One of Fraym’s partners is the U.S. Agency for International Development (USAID). Fraym provided the USAID mission in Kenya, and many other USAID missions, with data to inform preexisting USAID projects and programs including USAID support to the Kenyan government's planning and activities. Leo also noted that USAID is one of the biggest supporters of ensuring that high-quality, professionally enumerated, geo-tagged survey data is produced across the developing world.
The data supplied by Fraym supports the new USAID Digital Strategy 2020-2024: "a deliberate and holistic commitment to improve development and humanitarian assistance outcomes through the use of digital technology." The digital strategy at USAID contributes to "measurable development and humanitarian-assistance outcomes" through "open, secure, and inclusive digital ecosystems" all aimed to increase self-reliance in its partner countries.
“A Million Acts of Generosity”
Fraym expected that governments and non-government donor agencies would respond to its open call for data assistance, but the numerous requests from the private sector trying to help their country’s government or health ministry office in its COVID-19 response surprised them.
“It was a million acts of generosity in collectiveness that was very, very impressive,” said Leo.
Fraym provided many private enterprises with data to relay formally and informally to their respective governments. And in Nigeria, Fraym worked with its government in real-time to help them make sense of the raw data they were providing and use it to generate insights.
“This data science revolution is unfolding in front of our eyes and it’s incredibly important to be able to meet individuals and organizations where they are today, with the most useful information that helps them do their job better, faster, or more effectively,” said Leo. “Sometimes it’s raw data, sometimes it’s just the insight, and sometimes it’s a combination of the two.”
Regardless, Leo emphasized, data science companies collectively, and not just Fraym, must “meet them where they are instead of where we hope they would be or where they might be in five years.”
The Months Ahead
As Fraym gets a handle on different kinds of downstream effects, Leo sees situations that are unfolding and changing rapidly.
“One of them, in particular, is the breadth of food security challenges in urban areas. We haven’t seen these kinds of implications at the scale that we’re seeing now very much in the past.”
Typically, Leo said, food insecurity in rural areas is climate- or conflict-driven, and it’s been a supply shock or market access shock. In urban areas, food insecurity usually results from price hikes due to a supply chain problem or a global economic or importation issue.
“With this pandemic, the value and supply chain have been disrupted in profound ways.
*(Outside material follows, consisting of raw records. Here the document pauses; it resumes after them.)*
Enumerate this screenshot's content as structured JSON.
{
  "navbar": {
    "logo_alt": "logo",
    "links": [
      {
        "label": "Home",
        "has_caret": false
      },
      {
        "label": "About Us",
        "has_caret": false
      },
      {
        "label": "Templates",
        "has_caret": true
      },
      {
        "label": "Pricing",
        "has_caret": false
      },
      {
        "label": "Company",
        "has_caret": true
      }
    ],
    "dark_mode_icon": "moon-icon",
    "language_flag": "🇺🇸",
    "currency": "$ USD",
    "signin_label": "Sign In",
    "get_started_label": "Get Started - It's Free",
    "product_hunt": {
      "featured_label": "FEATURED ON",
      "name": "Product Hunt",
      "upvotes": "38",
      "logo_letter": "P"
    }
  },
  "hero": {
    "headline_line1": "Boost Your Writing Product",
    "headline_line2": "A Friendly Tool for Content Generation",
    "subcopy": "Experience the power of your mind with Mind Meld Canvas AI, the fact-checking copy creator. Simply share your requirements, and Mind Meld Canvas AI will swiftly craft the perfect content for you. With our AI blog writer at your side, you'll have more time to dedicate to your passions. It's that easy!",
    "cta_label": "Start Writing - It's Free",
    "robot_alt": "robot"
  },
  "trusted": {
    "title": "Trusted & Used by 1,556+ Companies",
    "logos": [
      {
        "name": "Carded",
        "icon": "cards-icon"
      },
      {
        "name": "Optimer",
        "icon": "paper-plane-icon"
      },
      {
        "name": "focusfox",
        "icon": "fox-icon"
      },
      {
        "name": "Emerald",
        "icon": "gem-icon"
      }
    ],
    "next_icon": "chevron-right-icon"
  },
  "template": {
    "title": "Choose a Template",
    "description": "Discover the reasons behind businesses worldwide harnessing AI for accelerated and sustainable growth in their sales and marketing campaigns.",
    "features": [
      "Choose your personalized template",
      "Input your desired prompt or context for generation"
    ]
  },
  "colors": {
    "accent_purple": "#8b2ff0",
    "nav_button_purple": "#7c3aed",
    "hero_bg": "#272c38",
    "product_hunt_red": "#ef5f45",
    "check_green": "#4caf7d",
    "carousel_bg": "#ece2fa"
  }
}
It’s not just simply a pricing issue, but there are accessibility issues that we don’t usually see in this way at this scale very often historically.”
Leo expects Fraym will be focused for many months on data surrounding the pandemic’s second-order impacts to inform humanitarian and food assistance or other kinds of programmatic activities as it continues to help partners be as effective as possible.
“For Fraym and for others, this is a clarion call, yet again, for the need for localized data.”